> EXERCISE
Set down the full listing exactly, character for character.

> RECORDS TO USE

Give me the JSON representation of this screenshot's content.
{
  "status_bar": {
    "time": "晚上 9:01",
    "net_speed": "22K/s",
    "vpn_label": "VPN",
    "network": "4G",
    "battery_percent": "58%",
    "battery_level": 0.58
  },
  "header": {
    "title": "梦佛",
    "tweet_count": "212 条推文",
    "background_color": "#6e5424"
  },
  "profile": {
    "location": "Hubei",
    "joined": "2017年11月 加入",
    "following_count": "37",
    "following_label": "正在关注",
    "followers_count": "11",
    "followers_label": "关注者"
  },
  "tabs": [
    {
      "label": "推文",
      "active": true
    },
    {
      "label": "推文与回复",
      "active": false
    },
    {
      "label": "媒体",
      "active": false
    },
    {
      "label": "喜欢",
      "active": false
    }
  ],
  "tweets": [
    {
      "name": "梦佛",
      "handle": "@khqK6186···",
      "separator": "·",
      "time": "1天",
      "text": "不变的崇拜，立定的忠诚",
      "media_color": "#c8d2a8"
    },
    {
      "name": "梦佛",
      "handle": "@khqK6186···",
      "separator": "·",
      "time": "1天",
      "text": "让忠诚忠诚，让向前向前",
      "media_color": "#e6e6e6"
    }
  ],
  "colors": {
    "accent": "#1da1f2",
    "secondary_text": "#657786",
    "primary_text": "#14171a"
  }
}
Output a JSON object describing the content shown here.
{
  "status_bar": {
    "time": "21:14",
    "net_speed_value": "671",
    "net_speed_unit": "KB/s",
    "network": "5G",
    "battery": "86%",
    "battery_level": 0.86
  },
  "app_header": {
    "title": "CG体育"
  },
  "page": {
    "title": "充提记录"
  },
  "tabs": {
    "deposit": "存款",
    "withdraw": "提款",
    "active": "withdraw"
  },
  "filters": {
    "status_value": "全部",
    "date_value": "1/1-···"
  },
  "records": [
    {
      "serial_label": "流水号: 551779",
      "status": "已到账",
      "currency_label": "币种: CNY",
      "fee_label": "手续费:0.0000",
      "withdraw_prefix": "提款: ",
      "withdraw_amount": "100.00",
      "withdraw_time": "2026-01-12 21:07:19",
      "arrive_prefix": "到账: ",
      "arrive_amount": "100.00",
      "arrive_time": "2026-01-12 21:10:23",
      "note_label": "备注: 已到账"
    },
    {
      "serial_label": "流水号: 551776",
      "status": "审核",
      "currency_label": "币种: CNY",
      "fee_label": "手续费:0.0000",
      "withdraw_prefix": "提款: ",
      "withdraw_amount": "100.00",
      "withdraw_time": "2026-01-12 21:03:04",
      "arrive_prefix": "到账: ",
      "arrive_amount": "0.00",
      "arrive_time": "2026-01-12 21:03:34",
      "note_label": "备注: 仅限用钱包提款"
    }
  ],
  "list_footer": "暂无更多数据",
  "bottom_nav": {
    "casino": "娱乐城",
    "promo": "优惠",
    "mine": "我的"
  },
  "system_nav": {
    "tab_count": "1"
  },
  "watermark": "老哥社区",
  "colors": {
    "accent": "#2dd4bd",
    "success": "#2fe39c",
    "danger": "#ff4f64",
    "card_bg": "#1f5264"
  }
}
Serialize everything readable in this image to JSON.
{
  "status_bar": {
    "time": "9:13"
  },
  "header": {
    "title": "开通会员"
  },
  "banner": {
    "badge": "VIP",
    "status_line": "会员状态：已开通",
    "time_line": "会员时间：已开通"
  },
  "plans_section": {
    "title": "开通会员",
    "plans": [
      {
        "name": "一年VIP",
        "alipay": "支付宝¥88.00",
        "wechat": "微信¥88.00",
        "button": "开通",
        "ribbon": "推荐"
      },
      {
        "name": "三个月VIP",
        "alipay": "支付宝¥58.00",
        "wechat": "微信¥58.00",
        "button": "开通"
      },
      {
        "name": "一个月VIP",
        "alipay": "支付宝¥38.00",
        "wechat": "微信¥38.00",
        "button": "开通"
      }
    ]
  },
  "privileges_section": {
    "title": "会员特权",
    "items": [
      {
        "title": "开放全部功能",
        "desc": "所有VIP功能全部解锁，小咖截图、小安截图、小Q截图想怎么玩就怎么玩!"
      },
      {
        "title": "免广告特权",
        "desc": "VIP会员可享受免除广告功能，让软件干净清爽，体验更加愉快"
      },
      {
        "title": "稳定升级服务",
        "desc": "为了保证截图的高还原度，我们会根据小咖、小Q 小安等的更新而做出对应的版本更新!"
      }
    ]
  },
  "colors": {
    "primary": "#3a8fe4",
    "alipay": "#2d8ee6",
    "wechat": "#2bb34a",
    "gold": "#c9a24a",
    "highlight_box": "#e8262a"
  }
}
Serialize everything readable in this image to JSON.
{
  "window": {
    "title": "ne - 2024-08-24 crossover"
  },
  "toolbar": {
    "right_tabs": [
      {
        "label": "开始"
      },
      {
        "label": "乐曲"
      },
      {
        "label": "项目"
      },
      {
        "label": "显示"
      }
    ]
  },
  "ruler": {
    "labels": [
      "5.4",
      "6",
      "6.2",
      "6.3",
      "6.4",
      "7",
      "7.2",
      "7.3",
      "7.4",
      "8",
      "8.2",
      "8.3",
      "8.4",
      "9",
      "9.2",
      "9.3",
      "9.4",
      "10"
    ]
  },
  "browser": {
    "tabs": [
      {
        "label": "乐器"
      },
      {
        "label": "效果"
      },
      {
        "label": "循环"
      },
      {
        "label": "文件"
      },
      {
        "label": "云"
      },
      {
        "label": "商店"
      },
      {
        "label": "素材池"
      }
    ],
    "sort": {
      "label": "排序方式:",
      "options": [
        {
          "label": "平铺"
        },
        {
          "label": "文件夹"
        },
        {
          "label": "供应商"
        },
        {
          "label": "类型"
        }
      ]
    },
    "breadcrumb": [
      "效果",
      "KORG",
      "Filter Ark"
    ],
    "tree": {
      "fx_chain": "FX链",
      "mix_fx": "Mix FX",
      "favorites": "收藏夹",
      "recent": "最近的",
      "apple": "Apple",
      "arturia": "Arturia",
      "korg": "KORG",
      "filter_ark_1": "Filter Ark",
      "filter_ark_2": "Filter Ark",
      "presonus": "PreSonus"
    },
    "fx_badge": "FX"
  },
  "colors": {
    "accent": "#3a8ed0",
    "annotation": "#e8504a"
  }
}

> RESPONSE
Give me the JSON representation of this screenshot's content.
{
  "status_bar": {
    "time": "晚上 9:01",
    "net_speed": "22K/s",
    "vpn_label": "VPN",
    "network": "4G",
    "battery_percent": "58%",
    "battery_level": 0.58
  },
  "header": {
    "title": "梦佛",
    "tweet_count": "212 条推文",
    "background_color": "#6e5424"
  },
  "profile": {
    "location": "Hubei",
    "joined": "2017年11月 加入",
    "following_count": "37",
    "following_label": "正在关注",
    "followers_count": "11",
    "followers_label": "关注者"
  },
  "tabs": [
    {
      "label": "推文",
      "active": true
    },
    {
      "label": "推文与回复",
      "active": false
    },
    {
      "label": "媒体",
      "active": false
    },
    {
      "label": "喜欢",
      "active": false
    }
  ],
  "tweets": [
    {
      "name": "梦佛",
      "handle": "@khqK6186···",
      "separator": "·",
      "time": "1天",
      "text": "不变的崇拜，立定的忠诚",
      "media_color": "#c8d2a8"
    },
    {
      "name": "梦佛",
      "handle": "@khqK6186···",
      "separator": "·",
      "time": "1天",
      "text": "让忠诚忠诚，让向前向前",
      "media_color": "#e6e6e6"
    }
  ],
  "colors": {
    "accent": "#1da1f2",
    "secondary_text": "#657786",
    "primary_text": "#14171a"
  }
}
Output a JSON object describing the content shown here.
{
  "status_bar": {
    "time": "21:14",
    "net_speed_value": "671",
    "net_speed_unit": "KB/s",
    "network": "5G",
    "battery": "86%",
    "battery_level": 0.86
  },
  "app_header": {
    "title": "CG体育"
  },
  "page": {
    "title": "充提记录"
  },
  "tabs": {
    "deposit": "存款",
    "withdraw": "提款",
    "active": "withdraw"
  },
  "filters": {
    "status_value": "全部",
    "date_value": "1/1-···"
  },
  "records": [
    {
      "serial_label": "流水号: 551779",
      "status": "已到账",
      "currency_label": "币种: CNY",
      "fee_label": "手续费:0.0000",
      "withdraw_prefix": "提款: ",
      "withdraw_amount": "100.00",
      "withdraw_time": "2026-01-12 21:07:19",
      "arrive_prefix": "到账: ",
      "arrive_amount": "100.00",
      "arrive_time": "2026-01-12 21:10:23",
      "note_label": "备注: 已到账"
    },
    {
      "serial_label": "流水号: 551776",
      "status": "审核",
      "currency_label": "币种: CNY",
      "fee_label": "手续费:0.0000",
      "withdraw_prefix": "提款: ",
      "withdraw_amount": "100.00",
      "withdraw_time": "2026-01-12 21:03:04",
      "arrive_prefix": "到账: ",
      "arrive_amount": "0.00",
      "arrive_time": "2026-01-12 21:03:34",
      "note_label": "备注: 仅限用钱包提款"
    }
  ],
  "list_footer": "暂无更多数据",
  "bottom_nav": {
    "casino": "娱乐城",
    "promo": "优惠",
    "mine": "我的"
  },
  "system_nav": {
    "tab_count": "1"
  },
  "watermark": "老哥社区",
  "colors": {
    "accent": "#2dd4bd",
    "success": "#2fe39c",
    "danger": "#ff4f64",
    "card_bg": "#1f5264"
  }
}
Serialize everything readable in this image to JSON.
{
  "status_bar": {
    "time": "9:13"
  },
  "header": {
    "title": "开通会员"
  },
  "banner": {
    "badge": "VIP",
    "status_line": "会员状态：已开通",
    "time_line": "会员时间：已开通"
  },
  "plans_section": {
    "title": "开通会员",
    "plans": [
      {
        "name": "一年VIP",
        "alipay": "支付宝¥88.00",
        "wechat": "微信¥88.00",
        "button": "开通",
        "ribbon": "推荐"
      },
      {
        "name": "三个月VIP",
        "alipay": "支付宝¥58.00",
        "wechat": "微信¥58.00",
        "button": "开通"
      },
      {
        "name": "一个月VIP",
        "alipay": "支付宝¥38.00",
        "wechat": "微信¥38.00",
        "button": "开通"
      }
    ]
  },
  "privileges_section": {
    "title": "会员特权",
    "items": [
      {
        "title": "开放全部功能",
        "desc": "所有VIP功能全部解锁，小咖截图、小安截图、小Q截图想怎么玩就怎么玩!"
      },
      {
        "title": "免广告特权",
        "desc": "VIP会员可享受免除广告功能，让软件干净清爽，体验更加愉快"
      },
      {
        "title": "稳定升级服务",
        "desc": "为了保证截图的高还原度，我们会根据小咖、小Q 小安等的更新而做出对应的版本更新!"
      }
    ]
  },
  "colors": {
    "primary": "#3a8fe4",
    "alipay": "#2d8ee6",
    "wechat": "#2bb34a",
    "gold": "#c9a24a",
    "highlight_box": "#e8262a"
  }
}
Serialize everything readable in this image to JSON.
{
  "window": {
    "title": "ne - 2024-08-24 crossover"
  },
  "toolbar": {
    "right_tabs": [
      {
        "label": "开始"
      },
      {
        "label": "乐曲"
      },
      {
        "label": "项目"
      },
      {
        "label": "显示"
      }
    ]
  },
  "ruler": {
    "labels": [
      "5.4",
      "6",
      "6.2",
      "6.3",
      "6.4",
      "7",
      "7.2",
      "7.3",
      "7.4",
      "8",
      "8.2",
      "8.3",
      "8.4",
      "9",
      "9.2",
      "9.3",
      "9.4",
      "10"
    ]
  },
  "browser": {
    "tabs": [
      {
        "label": "乐器"
      },
      {
        "label": "效果"
      },
      {
        "label": "循环"
      },
      {
        "label": "文件"
      },
      {
        "label": "云"
      },
      {
        "label": "商店"
      },
      {
        "label": "素材池"
      }
    ],
    "sort": {
      "label": "排序方式:",
      "options": [
        {
          "label": "平铺"
        },
        {
          "label": "文件夹"
        },
        {
          "label": "供应商"
        },
        {
          "label": "类型"
        }
      ]
    },
    "breadcrumb": [
      "效果",
      "KORG",
      "Filter Ark"
    ],
    "tree": {
      "fx_chain": "FX链",
      "mix_fx": "Mix FX",
      "favorites": "收藏夹",
      "recent": "最近的",
      "apple": "Apple",
      "arturia": "Arturia",
      "korg": "KORG",
      "filter_ark_1": "Filter Ark",
      "filter_ark_2": "Filter Ark",
      "presonus": "PreSonus"
    },
    "fx_badge": "FX"
  },
  "colors": {
    "accent": "#3a8ed0",
    "annotation": "#e8504a"
  }
}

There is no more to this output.